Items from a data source
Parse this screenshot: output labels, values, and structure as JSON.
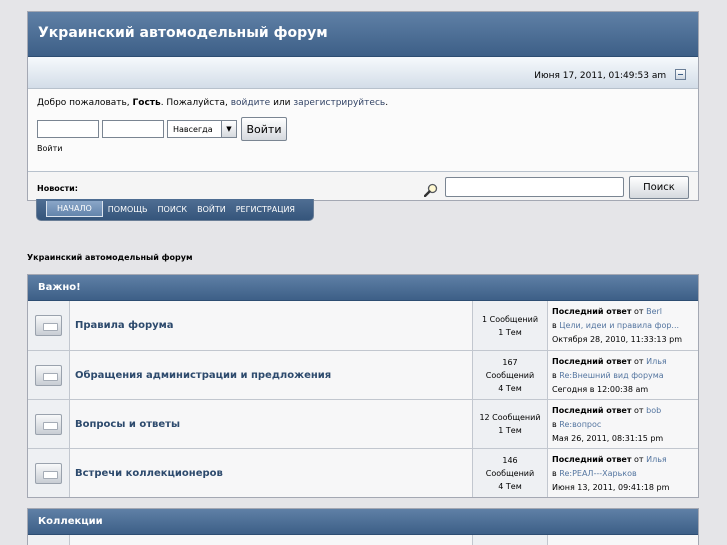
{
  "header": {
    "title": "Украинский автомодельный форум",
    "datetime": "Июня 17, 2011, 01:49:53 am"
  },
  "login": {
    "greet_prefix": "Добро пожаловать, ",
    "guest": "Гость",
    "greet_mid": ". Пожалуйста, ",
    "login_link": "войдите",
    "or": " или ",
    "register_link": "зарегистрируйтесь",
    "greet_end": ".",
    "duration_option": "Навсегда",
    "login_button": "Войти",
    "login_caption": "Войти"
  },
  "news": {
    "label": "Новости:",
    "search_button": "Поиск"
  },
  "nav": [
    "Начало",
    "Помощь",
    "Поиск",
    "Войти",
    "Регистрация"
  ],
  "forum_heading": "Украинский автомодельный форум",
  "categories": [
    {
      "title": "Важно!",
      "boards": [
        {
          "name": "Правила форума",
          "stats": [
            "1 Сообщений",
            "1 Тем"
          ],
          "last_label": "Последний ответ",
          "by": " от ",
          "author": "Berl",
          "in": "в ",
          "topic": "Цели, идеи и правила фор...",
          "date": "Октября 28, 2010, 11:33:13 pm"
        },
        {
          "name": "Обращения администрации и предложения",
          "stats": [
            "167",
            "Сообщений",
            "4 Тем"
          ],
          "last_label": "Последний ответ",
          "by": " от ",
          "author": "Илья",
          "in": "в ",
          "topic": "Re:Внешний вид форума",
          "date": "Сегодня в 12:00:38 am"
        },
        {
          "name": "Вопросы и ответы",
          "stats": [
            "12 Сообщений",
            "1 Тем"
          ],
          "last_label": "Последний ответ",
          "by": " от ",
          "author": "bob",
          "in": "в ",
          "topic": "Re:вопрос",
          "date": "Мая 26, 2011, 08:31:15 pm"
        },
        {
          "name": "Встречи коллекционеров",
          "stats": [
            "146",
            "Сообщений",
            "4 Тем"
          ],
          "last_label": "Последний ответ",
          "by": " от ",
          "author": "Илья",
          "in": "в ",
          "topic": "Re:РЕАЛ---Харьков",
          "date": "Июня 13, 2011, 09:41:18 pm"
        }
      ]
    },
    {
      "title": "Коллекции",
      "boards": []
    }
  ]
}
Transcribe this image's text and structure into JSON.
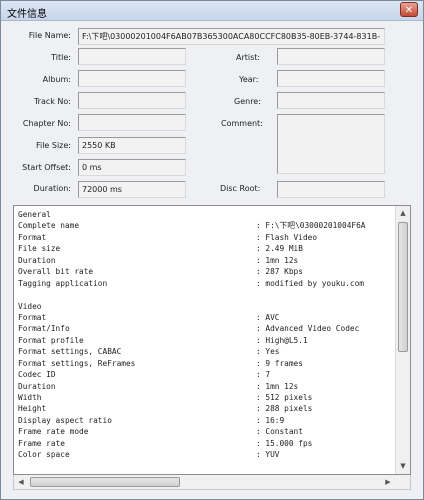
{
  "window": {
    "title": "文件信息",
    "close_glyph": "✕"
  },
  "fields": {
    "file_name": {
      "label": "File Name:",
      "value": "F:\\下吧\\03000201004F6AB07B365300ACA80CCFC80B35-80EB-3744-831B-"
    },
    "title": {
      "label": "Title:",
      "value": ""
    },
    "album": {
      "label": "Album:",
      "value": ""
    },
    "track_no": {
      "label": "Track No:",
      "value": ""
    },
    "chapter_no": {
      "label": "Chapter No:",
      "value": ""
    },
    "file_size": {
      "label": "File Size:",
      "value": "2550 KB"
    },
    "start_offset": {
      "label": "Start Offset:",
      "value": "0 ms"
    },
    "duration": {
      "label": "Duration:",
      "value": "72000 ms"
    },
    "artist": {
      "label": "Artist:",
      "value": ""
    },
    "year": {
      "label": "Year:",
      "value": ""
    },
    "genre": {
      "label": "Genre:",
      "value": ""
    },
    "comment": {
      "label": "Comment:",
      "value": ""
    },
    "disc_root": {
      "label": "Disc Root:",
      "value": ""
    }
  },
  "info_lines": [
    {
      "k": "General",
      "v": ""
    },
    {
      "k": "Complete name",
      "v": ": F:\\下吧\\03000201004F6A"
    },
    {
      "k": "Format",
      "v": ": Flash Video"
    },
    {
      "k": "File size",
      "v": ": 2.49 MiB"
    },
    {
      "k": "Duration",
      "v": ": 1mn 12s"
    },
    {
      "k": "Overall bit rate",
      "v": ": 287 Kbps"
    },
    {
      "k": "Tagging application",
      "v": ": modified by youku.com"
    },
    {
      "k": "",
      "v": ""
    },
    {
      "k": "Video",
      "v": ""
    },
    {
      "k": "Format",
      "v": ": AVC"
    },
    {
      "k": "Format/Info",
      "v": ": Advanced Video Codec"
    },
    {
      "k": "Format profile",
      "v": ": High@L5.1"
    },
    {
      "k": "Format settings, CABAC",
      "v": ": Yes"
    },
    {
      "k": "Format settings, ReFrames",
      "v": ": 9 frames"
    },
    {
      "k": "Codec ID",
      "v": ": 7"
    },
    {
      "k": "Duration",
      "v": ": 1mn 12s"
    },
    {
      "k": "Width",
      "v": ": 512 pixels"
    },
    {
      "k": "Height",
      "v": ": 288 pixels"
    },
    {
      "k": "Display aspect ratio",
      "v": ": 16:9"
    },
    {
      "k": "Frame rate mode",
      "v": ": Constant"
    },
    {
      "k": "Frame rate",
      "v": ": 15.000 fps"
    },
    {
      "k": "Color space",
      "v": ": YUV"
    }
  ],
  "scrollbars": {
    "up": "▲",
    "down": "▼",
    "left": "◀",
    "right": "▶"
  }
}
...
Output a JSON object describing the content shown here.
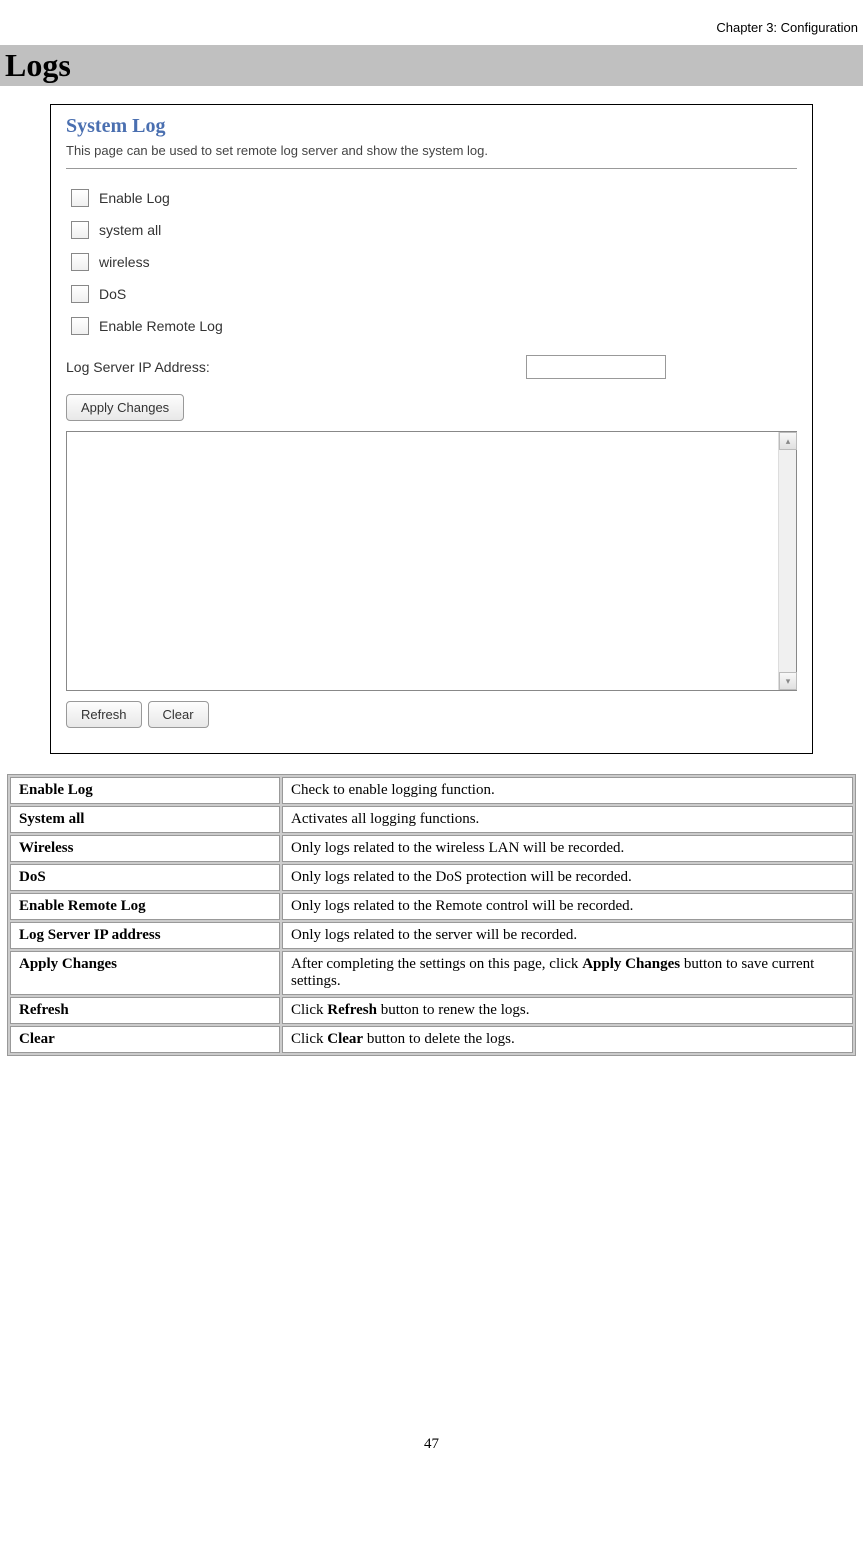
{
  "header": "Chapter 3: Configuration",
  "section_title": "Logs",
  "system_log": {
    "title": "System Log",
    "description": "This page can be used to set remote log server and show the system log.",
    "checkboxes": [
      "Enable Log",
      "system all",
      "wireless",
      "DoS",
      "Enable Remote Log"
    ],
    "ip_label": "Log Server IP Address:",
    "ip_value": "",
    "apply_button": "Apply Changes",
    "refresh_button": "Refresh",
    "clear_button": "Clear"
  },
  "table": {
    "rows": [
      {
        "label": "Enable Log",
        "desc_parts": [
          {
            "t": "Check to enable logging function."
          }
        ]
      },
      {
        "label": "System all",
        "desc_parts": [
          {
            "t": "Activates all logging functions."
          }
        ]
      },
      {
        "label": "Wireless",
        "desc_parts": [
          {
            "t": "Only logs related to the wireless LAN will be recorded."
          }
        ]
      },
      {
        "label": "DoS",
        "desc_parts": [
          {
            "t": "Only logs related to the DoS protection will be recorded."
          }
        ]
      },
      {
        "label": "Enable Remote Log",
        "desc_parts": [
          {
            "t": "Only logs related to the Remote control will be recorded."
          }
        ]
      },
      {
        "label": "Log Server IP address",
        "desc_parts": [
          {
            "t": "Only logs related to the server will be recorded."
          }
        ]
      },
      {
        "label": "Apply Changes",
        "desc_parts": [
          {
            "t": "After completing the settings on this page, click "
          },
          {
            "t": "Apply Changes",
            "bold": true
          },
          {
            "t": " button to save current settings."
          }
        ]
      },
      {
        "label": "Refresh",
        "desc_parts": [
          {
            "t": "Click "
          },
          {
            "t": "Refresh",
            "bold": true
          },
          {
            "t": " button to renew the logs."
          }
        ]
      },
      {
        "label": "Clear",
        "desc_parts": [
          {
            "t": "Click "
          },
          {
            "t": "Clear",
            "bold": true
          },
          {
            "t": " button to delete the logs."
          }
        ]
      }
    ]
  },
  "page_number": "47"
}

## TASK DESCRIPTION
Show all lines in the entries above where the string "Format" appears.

## RESPONSE BELOW
      "k": "Format",
      "k": "Format",
      "k": "Format/Info",
      "k": "Format profile",
      "k": "Format settings, CABAC",
      "k": "Format settings, ReFrames",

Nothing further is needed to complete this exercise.